The Black Liberation struggle is waged by the masses. A prime example is the heroism of Ruby Bridges. Born in 1954 in Mississippi, her family relocated to New Orleans, Louisiana, when she was four years old. When she was six, her family responded to a request from the New Orleans NAACP to desegregate William J. Frantz Elementary School. Passing the entrance exam with flying colors, her mother was proud of the fact that her daughter was taking measures to advance the struggle for legal equality for all African American children.
Upon arriving at the school on November 14, 1960, escorted by U.S. Marshals, Bridges recalled confusing the hostile and virulently racist mob that greeted her with a Mardi Gras crowd. Yet, she never cried or wavered in her determination to receive her education. The teachers at the school went to strike and refused to teach Bridges except for one, a white teacher from Boston named Barbara Henry.
White students and parents went on strike as well, refusing to attend classes for several weeks. Her family also faced various ramifications of the integration, as her sharecropper grandparents in Mississippi were evicted, her parents were refused service at the local grocery store, and her father lost his job. Nevertheless, they persevered.
Bridges successfully graduated from high school and traveled around the country, educating on the dangers and pains caused by racism. In 1999, she founded the Ruby Bridges Foundation to promote “tolerance, respect, and appreciation of all differences.” She believes it is abominable that adults use children as instruments to foment and spread racism.
She was awarded the Presidential Citizens Medal by President Bill Clinton.

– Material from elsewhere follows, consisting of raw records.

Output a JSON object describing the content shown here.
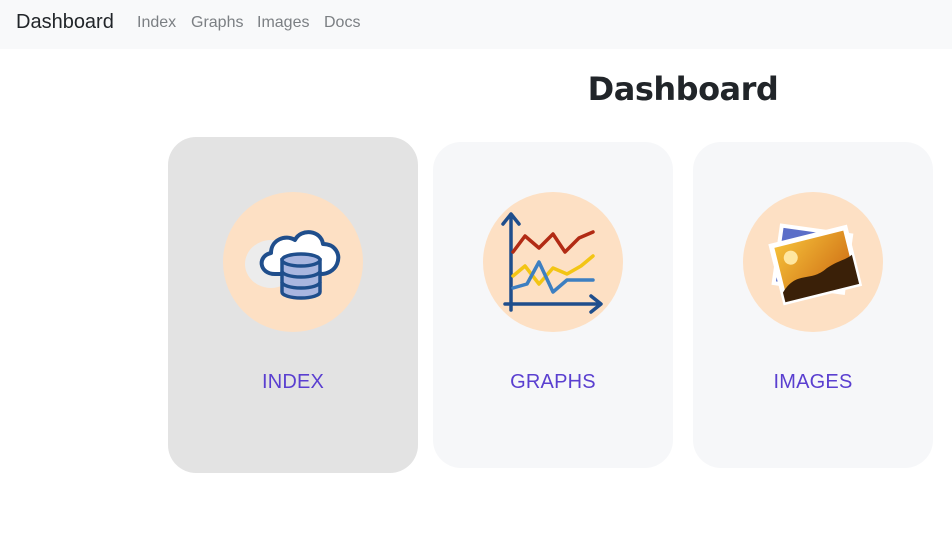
{
  "navbar": {
    "brand": "Dashboard",
    "links": [
      "Index",
      "Graphs",
      "Images",
      "Docs"
    ]
  },
  "main": {
    "title": "Dashboard",
    "cards": [
      {
        "label": "INDEX",
        "icon": "cloud-database-icon",
        "active": true
      },
      {
        "label": "GRAPHS",
        "icon": "line-chart-icon",
        "active": false
      },
      {
        "label": "IMAGES",
        "icon": "photos-icon",
        "active": false
      }
    ]
  },
  "colors": {
    "navbar_bg": "#f8f9fa",
    "card_bg": "#f6f7f9",
    "card_active_bg": "#e3e3e3",
    "icon_circle": "#fde0c4",
    "label": "#5a3fd0"
  }
}
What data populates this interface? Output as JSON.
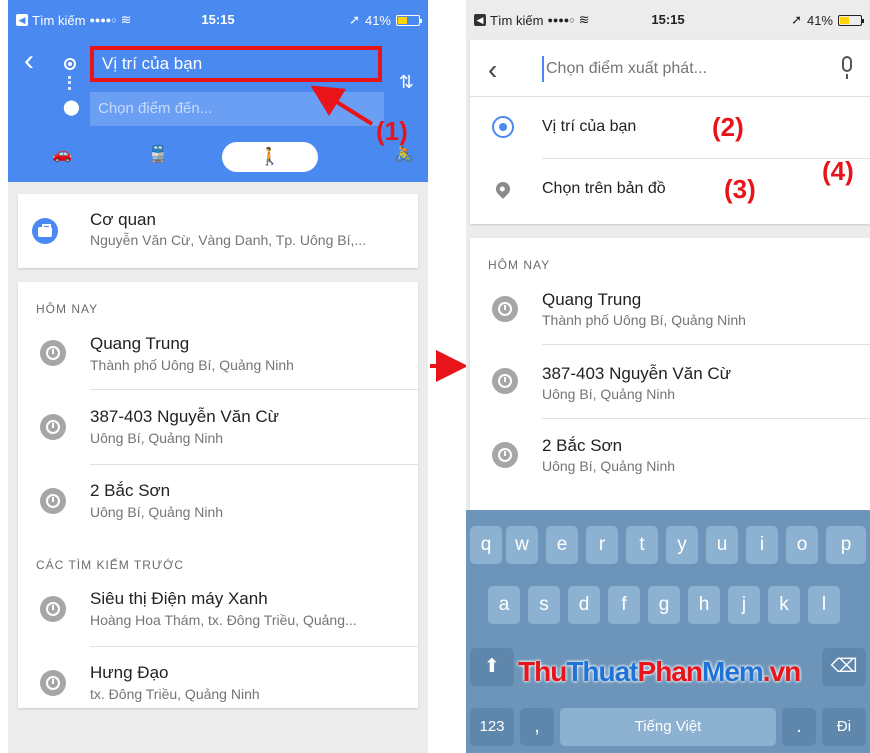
{
  "status": {
    "back_app": "Tìm kiếm",
    "signal": "●●●●○",
    "time": "15:15",
    "battery": "41%"
  },
  "left": {
    "origin_value": "Vị trí của bạn",
    "destination_placeholder": "Chọn điểm đến...",
    "work": {
      "title": "Cơ quan",
      "subtitle": "Nguyễn Văn Cừ, Vàng Danh, Tp. Uông Bí,..."
    },
    "today_header": "HÔM NAY",
    "today": [
      {
        "title": "Quang Trung",
        "subtitle": "Thành phố Uông Bí, Quảng Ninh"
      },
      {
        "title": "387-403 Nguyễn Văn Cừ",
        "subtitle": "Uông Bí, Quảng Ninh"
      },
      {
        "title": "2 Bắc Sơn",
        "subtitle": "Uông Bí, Quảng Ninh"
      }
    ],
    "previous_header": "CÁC TÌM KIẾM TRƯỚC",
    "previous": [
      {
        "title": "Siêu thị Điện máy Xanh",
        "subtitle": "Hoàng Hoa Thám, tx. Đông Triều, Quảng..."
      },
      {
        "title": "Hưng Đạo",
        "subtitle": "tx. Đông Triều, Quảng Ninh"
      }
    ]
  },
  "right": {
    "start_placeholder": "Chọn điểm xuất phát...",
    "your_location": "Vị trí của bạn",
    "choose_on_map": "Chọn trên bản đồ",
    "today_header": "HÔM NAY",
    "today": [
      {
        "title": "Quang Trung",
        "subtitle": "Thành phố Uông Bí, Quảng Ninh"
      },
      {
        "title": "387-403 Nguyễn Văn Cừ",
        "subtitle": "Uông Bí, Quảng Ninh"
      },
      {
        "title": "2 Bắc Sơn",
        "subtitle": "Uông Bí, Quảng Ninh"
      }
    ]
  },
  "keyboard": {
    "row1": [
      "q",
      "w",
      "e",
      "r",
      "t",
      "y",
      "u",
      "i",
      "o",
      "p"
    ],
    "row2": [
      "a",
      "s",
      "d",
      "f",
      "g",
      "h",
      "j",
      "k",
      "l"
    ],
    "numbers_key": "123",
    "comma_key": ",",
    "space_label": "Tiếng Việt",
    "period_key": ".",
    "go_key": "Đi"
  },
  "annotations": {
    "a1": "(1)",
    "a2": "(2)",
    "a3": "(3)",
    "a4": "(4)"
  },
  "watermark": {
    "part_a": "Thu",
    "part_b": "Thuat",
    "part_c": "Phan",
    "part_d": "Mem",
    "part_e": ".vn"
  },
  "icons": [
    "back-arrow-icon",
    "swap-icon",
    "car-icon",
    "transit-icon",
    "walk-icon",
    "bike-icon",
    "briefcase-icon",
    "clock-icon",
    "my-location-icon",
    "pin-icon",
    "mic-icon",
    "shift-icon",
    "delete-icon"
  ],
  "colors": {
    "accent_blue": "#4a89f0",
    "annotation_red": "#e8141a"
  }
}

In 2014, a statue of her likeness was created for the courtyard of William Frantz Elementary School.